    "ControlQueueBatchSize": 32,
    "PartitionCount": 4,
    "ControlQueueVisibilityTimeout": "00:05:00",
    "WorkItemQueueVisibilityTimeout": "00:05:00",
    "MaxConcurrentActivityFunctions": 10,
    "MaxConcurrentOrchestratorFunctions": 10,
    "AzureStorageConnectionStringName": "AzureWebJobsStorage",
    "TraceInputsAndOutputs": false,
    "LogReplayEvents": false,
    "EventGridTopicEndpoint": "https://topic_name.westus2-1.eventgrid.azure.net/api/events",
    "EventGridKeySettingName":  "EventGridKey",
    "EventGridPublishRetryCount": 3,
    "EventGridPublishRetryInterval": "00:00:30"
  }
}

Task hub names must start with a letter and consist of only letters and numbers. If not specified, the default task hub name for a function app is DurableFunctionsHub. For more information, see Task hubs.

Property Default Description
HubName DurableFunctionsHub Alternate task hub names can be used to isolate multiple Durable Functions applications from each other, even if theyre using the same storage backend.
ControlQueueBatchSize 32 The number of messages to pull from the control queue at a time.
PartitionCount 4 The partition count for the control queue. May be a positive integer between 1 and 16.
ControlQueueVisibilityTimeout 5 minutes The visibility timeout of dequeued control queue messages.
WorkItemQueueVisibilityTimeout 5 minutes The visibility timeout of dequeued work item queue messages.
MaxConcurrentActivityFunctions 10X the number of processors on the current machine The maximum number of activity functions that can be processed concurrently on a single host instance.
MaxConcurrentOrchestratorFunctions 10X the number of processors on the current machine The maximum number of orchestrator functions that can be processed concurrently on a single host instance.
AzureStorageConnectionStringName AzureWebJobsStorage The name of the app setting that has the Azure Storage connection string used to manage the underlying Azure Storage resources.
TraceInputsAndOutputs false A value indicating whether to trace the inputs and outputs of function calls. The default behavior when tracing function execution events is to include the number of bytes in the serialized inputs and outputs for function calls. This provides minimal information about what the inputs and outputs look like without bloating the logs or inadvertently exposing sensitive information to the logs. Setting this property to true causes the default function logging to log the entire contents of function inputs and outputs.
LogReplayEvents false A value indicating whether to write orchestration replay events to Application Insights.
EventGridTopicEndpoint The URL of an Azure Event Grid custom topic endpoint. When this property is set, orchestration life cycle notification events are published to this endpoint. This property supports App Settings resolution.
EventGridKeySettingName The name of the app setting containing the key used for authenticating with the Azure Event Grid custom topic at EventGridTopicEndpoint.
EventGridPublishRetryCount 0 The number of times to retry if publishing to the Event Grid Topic fails.
EventGridPublishRetryInterval 5 minutes The Event Grid publishes retry interval in the hh:mm:ss format.

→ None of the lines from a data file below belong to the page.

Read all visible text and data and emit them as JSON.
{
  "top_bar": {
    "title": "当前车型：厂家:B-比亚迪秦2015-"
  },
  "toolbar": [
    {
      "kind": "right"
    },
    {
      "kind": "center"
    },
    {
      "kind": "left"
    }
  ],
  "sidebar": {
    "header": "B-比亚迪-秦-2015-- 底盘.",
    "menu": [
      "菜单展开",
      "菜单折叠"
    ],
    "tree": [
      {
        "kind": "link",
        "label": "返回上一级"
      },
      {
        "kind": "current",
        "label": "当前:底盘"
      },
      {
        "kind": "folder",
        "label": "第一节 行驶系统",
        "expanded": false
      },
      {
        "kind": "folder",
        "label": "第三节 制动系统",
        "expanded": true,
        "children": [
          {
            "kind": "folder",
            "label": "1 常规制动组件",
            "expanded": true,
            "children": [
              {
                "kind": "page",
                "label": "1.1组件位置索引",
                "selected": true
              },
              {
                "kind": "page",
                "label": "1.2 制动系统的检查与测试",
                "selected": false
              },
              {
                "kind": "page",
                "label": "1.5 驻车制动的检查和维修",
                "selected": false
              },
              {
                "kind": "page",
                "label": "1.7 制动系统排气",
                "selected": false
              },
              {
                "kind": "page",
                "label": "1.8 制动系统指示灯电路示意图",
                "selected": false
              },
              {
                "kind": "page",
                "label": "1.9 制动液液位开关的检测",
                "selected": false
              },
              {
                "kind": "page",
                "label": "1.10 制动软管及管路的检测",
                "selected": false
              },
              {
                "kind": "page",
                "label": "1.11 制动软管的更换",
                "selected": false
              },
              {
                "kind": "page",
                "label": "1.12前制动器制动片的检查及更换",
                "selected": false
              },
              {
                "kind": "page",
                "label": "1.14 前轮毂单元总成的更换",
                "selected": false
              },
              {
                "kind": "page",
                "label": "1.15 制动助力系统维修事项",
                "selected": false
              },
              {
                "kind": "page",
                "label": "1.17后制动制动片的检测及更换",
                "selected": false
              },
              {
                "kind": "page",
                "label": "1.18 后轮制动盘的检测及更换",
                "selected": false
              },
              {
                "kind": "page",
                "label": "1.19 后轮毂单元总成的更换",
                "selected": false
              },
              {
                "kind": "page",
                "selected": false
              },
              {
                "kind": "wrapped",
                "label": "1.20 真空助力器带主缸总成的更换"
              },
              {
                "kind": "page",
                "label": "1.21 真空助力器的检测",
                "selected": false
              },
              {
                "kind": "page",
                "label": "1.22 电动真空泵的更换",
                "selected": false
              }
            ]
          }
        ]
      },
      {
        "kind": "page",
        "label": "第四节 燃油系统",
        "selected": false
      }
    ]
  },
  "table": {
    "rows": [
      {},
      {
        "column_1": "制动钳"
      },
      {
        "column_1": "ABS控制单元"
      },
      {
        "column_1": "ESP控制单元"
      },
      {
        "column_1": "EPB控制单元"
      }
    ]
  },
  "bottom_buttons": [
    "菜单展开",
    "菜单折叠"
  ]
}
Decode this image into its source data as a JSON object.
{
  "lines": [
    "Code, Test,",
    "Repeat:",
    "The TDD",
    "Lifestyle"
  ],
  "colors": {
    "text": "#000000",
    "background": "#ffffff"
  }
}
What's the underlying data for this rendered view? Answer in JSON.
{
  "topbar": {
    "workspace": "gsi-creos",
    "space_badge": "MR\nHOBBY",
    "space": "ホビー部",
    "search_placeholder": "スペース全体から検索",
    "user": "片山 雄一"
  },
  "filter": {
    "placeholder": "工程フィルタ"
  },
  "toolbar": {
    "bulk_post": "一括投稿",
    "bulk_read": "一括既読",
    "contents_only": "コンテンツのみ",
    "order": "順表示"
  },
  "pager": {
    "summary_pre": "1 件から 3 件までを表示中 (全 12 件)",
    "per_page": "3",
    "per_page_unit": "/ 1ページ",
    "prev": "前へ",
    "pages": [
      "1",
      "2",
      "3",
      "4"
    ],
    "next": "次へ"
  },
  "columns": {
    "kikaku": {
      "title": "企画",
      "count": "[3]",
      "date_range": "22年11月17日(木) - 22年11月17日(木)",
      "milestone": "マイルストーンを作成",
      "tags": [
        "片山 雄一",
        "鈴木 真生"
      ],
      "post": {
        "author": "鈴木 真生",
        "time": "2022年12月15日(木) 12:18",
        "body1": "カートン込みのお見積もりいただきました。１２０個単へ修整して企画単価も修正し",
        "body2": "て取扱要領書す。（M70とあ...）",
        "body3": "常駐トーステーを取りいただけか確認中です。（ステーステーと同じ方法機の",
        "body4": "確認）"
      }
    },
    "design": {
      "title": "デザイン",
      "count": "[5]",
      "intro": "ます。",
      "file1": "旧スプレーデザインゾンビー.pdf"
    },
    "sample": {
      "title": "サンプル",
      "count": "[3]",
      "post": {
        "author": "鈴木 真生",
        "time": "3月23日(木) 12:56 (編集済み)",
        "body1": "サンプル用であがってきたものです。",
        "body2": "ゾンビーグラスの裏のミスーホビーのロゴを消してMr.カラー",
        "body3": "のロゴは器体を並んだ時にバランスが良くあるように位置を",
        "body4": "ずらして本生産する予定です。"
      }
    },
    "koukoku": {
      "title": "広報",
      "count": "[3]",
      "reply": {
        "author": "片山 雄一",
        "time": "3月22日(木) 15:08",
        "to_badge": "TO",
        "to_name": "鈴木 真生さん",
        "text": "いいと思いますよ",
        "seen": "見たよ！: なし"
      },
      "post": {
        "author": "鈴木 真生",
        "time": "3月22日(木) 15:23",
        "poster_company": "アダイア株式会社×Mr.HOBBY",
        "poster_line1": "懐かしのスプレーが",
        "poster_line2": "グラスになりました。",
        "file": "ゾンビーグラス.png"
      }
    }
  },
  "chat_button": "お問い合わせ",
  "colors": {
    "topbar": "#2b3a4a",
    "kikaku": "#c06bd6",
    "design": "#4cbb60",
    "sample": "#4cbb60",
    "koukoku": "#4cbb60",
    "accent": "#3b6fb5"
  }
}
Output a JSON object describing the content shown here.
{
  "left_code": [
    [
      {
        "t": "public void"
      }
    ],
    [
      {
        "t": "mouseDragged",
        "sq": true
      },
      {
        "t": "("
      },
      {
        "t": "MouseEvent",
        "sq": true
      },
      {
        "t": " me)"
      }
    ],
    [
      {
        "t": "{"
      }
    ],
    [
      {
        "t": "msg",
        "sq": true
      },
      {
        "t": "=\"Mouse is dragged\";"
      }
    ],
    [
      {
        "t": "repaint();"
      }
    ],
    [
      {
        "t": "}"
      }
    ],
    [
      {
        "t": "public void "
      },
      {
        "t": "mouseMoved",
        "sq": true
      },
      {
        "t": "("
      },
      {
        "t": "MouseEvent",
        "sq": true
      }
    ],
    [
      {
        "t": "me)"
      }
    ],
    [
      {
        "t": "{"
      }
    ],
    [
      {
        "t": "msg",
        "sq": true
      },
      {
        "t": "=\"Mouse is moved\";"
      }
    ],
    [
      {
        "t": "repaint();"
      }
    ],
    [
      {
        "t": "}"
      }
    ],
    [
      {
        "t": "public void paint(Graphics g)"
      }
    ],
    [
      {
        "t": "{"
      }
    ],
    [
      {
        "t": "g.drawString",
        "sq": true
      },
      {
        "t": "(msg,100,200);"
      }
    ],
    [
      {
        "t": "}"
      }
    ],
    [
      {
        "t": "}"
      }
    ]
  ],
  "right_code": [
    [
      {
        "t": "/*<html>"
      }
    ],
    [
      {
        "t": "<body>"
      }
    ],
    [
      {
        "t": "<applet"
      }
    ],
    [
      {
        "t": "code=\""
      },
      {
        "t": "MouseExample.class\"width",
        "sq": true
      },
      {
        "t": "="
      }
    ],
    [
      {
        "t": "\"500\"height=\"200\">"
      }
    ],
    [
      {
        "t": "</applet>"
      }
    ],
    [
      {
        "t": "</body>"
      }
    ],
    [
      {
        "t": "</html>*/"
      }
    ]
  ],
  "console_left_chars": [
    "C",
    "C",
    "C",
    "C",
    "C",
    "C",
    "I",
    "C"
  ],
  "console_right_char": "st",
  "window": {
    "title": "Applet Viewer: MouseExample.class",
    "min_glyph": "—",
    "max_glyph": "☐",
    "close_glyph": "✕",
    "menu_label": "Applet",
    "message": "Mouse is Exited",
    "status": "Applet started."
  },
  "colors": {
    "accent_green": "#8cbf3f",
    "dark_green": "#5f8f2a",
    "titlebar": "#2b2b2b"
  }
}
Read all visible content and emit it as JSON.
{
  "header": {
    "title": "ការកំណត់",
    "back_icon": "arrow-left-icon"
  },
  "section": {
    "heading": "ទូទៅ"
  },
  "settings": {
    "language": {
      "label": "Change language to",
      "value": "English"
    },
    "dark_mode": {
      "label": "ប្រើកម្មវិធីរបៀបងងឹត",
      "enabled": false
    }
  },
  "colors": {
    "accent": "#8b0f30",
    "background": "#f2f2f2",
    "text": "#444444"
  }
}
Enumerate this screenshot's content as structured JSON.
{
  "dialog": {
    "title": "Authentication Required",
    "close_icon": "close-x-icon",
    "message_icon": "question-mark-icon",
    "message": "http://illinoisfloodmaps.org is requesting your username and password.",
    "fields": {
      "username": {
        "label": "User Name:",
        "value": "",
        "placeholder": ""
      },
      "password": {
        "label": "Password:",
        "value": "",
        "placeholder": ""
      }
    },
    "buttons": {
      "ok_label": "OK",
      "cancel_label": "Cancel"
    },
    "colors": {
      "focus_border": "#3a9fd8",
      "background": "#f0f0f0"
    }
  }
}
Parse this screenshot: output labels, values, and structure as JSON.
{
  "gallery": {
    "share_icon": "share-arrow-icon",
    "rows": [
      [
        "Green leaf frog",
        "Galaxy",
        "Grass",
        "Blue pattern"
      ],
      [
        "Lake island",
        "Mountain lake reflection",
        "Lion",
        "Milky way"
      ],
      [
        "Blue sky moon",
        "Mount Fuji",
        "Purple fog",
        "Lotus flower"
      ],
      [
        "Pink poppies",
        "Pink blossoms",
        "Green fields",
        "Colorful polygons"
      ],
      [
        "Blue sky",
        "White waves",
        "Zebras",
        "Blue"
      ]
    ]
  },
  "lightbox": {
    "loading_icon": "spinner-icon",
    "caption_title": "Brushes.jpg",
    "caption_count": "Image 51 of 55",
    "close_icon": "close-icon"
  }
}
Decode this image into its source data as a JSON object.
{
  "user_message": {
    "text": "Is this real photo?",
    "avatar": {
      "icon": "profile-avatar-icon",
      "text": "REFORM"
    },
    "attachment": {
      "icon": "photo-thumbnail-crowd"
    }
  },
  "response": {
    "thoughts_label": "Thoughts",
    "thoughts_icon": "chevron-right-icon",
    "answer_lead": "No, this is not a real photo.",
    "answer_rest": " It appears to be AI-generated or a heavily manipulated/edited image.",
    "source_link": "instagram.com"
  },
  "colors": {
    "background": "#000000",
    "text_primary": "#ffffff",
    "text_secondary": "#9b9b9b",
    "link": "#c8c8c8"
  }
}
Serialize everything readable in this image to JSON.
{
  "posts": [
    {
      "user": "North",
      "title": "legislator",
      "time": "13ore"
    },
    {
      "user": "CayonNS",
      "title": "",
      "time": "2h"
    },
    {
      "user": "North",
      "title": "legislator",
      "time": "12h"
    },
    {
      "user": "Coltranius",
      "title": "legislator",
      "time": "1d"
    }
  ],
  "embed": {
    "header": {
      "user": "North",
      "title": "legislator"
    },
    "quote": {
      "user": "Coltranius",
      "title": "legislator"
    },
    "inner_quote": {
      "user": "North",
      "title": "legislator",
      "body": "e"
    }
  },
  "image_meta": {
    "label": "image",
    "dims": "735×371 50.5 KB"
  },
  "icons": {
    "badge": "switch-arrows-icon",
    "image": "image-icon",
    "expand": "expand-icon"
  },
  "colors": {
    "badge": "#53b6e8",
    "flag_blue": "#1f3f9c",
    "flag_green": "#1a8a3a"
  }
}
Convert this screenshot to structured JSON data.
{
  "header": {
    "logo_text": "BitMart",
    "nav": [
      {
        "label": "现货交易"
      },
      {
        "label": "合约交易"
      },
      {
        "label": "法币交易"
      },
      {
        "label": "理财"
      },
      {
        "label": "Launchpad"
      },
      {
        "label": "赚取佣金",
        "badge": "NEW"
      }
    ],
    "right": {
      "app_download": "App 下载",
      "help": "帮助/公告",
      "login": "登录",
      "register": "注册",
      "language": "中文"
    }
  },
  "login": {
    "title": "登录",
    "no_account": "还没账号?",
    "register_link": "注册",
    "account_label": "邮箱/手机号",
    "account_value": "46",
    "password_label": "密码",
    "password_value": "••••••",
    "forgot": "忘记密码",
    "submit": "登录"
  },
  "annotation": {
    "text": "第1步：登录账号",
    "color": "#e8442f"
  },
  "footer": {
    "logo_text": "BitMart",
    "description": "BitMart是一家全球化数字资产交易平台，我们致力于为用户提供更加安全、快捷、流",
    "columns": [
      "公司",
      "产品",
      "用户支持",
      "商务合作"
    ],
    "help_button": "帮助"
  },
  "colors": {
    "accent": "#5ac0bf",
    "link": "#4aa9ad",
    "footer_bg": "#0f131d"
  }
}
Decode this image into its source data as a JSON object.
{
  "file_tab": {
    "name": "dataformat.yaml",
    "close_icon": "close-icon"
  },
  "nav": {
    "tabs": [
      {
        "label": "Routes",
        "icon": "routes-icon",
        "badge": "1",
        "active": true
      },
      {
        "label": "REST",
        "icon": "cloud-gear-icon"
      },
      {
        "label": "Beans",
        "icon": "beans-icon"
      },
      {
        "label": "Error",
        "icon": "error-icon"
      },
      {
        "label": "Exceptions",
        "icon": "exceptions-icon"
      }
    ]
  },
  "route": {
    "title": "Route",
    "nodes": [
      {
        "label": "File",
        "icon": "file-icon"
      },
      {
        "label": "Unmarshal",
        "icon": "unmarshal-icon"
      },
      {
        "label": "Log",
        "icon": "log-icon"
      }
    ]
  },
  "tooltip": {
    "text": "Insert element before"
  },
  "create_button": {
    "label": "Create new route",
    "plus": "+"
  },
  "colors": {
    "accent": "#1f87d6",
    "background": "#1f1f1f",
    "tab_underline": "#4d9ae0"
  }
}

Many of these are for optimizing performance. For more information, see Performance and scale.

Next steps